A solo 401(k) is limited to individuals plus spouses or partners involved in the business. This is not the plan to choose if you have employees outside of those parameters.
A SIMPLE IRA is a good plan both for solo freelance writers and those of you with employees. You (or any employees) can contribute up to the lesser of 100% of your compensation or $12,500 ($15,500 if 50 or older) in 2017.
Employers must make a mandatory contribution to the participants of a 3% match or a non-elective 2% contribution (regardless of the amount any employee might contribute). As with the sole 401(k) or a SEP-IRA, you can open a SIMPLE IRA at most major custodians.
One thing to keep in mind with a SIMPLE, if you withdraw the funds in your account within the first two years of the plan’s inception, there is a steep 25% penalty if you are under age 59 ½.
Integrating with an employer retirement plan
If you work for an employer, and then do freelance writing on the side, you can still contribute to one of the self-employed retirement options listed above, but the overall limits on contributions (both via you as the employee and the employer) remain the same.
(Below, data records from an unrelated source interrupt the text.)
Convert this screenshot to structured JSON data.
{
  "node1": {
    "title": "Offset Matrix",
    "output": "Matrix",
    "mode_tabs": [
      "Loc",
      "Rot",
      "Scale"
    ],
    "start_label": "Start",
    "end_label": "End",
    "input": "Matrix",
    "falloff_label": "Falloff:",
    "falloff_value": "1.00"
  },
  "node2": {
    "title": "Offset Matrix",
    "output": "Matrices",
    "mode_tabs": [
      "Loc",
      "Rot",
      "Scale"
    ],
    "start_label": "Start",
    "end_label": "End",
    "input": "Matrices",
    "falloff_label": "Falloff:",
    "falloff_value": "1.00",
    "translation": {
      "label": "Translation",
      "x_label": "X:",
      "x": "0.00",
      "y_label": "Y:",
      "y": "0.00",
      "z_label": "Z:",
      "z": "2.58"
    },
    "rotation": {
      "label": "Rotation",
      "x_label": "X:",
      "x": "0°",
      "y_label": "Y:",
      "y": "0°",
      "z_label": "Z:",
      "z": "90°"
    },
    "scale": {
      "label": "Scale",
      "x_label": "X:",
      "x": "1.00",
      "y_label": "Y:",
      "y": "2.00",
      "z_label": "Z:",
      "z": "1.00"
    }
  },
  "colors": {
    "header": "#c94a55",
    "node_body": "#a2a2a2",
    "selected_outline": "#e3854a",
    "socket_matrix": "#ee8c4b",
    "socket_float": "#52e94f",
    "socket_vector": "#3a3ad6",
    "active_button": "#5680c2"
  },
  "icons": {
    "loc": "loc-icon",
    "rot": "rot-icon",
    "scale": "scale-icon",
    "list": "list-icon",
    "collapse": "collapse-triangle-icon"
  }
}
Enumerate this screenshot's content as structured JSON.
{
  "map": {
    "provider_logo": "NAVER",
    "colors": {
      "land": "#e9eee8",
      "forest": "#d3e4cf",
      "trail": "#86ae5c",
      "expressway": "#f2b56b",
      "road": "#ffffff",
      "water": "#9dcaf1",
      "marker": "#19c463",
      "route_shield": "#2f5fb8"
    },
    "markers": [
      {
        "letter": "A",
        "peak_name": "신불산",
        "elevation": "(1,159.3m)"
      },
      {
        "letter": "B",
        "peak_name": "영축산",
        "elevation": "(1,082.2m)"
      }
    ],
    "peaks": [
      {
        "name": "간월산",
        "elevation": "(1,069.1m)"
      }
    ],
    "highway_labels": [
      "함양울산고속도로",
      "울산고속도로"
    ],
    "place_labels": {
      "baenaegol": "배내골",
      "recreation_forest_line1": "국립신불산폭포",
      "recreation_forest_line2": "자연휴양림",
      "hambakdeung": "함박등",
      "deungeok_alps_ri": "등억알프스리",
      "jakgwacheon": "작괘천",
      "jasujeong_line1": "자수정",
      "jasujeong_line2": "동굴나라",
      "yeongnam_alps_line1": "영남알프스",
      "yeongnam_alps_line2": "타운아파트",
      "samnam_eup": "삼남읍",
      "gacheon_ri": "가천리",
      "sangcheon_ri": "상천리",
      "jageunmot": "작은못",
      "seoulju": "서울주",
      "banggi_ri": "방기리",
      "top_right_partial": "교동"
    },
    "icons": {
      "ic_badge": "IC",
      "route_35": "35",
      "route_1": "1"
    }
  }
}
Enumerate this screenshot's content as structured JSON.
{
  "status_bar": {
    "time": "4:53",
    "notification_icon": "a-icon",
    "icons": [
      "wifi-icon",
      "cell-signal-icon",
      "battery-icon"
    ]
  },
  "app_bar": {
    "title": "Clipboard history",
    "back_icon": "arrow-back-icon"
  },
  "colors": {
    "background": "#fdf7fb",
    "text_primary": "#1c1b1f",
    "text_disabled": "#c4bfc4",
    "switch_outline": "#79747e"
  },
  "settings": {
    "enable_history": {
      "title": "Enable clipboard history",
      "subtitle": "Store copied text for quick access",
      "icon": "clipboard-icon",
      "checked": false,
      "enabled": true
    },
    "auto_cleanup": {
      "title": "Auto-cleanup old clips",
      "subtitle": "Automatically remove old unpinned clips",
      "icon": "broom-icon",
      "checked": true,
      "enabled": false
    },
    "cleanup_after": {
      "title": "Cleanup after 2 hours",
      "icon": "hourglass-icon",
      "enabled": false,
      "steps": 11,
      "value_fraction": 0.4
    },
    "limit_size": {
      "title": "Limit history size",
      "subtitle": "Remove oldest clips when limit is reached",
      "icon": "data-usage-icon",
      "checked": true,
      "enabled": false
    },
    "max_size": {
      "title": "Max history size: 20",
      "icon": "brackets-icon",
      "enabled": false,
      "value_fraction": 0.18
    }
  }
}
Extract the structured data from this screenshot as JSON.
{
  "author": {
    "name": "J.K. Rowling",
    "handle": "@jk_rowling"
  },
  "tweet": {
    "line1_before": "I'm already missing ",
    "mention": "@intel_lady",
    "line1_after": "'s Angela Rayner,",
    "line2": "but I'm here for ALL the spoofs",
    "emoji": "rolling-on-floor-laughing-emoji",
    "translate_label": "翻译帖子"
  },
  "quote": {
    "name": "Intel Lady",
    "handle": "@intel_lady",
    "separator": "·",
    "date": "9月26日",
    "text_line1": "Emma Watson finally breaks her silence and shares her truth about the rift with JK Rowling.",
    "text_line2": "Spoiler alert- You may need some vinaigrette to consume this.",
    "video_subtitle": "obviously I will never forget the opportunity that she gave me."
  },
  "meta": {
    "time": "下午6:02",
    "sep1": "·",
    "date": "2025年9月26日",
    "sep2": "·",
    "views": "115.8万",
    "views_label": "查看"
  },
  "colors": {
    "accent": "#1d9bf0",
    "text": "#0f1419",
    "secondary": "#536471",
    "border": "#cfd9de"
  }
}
There is no “double-dipping” here.
For example, if you are 40 years old and contribute $13,000 to your employer’s 401(k) plan the most that you could contribute to a solo 401(k) plan would be another $5,000 for the year.
This is not meant to be an exhaustive list of retirement plan options available to freelance writers. For example, if your earnings really blossom, you might consider a tradition pension plan. These tend to work better with higher levels of income and a predictable pattern of earnings and cash flow from the business.
Regardless of your situation, please make sure that you are saving for your retirement in some fashion. If you don’t, nobody else will do it for you. Freelance writing is a great way to make a living, but it is still an occupation.
Disclaimer: This article is meant as a guide for informational purposes only. It does not constitute a solicitation or provision of legal or financial advice, nor does it establish a client-attorney relationship. Please consult a professional in making any decisions for your business.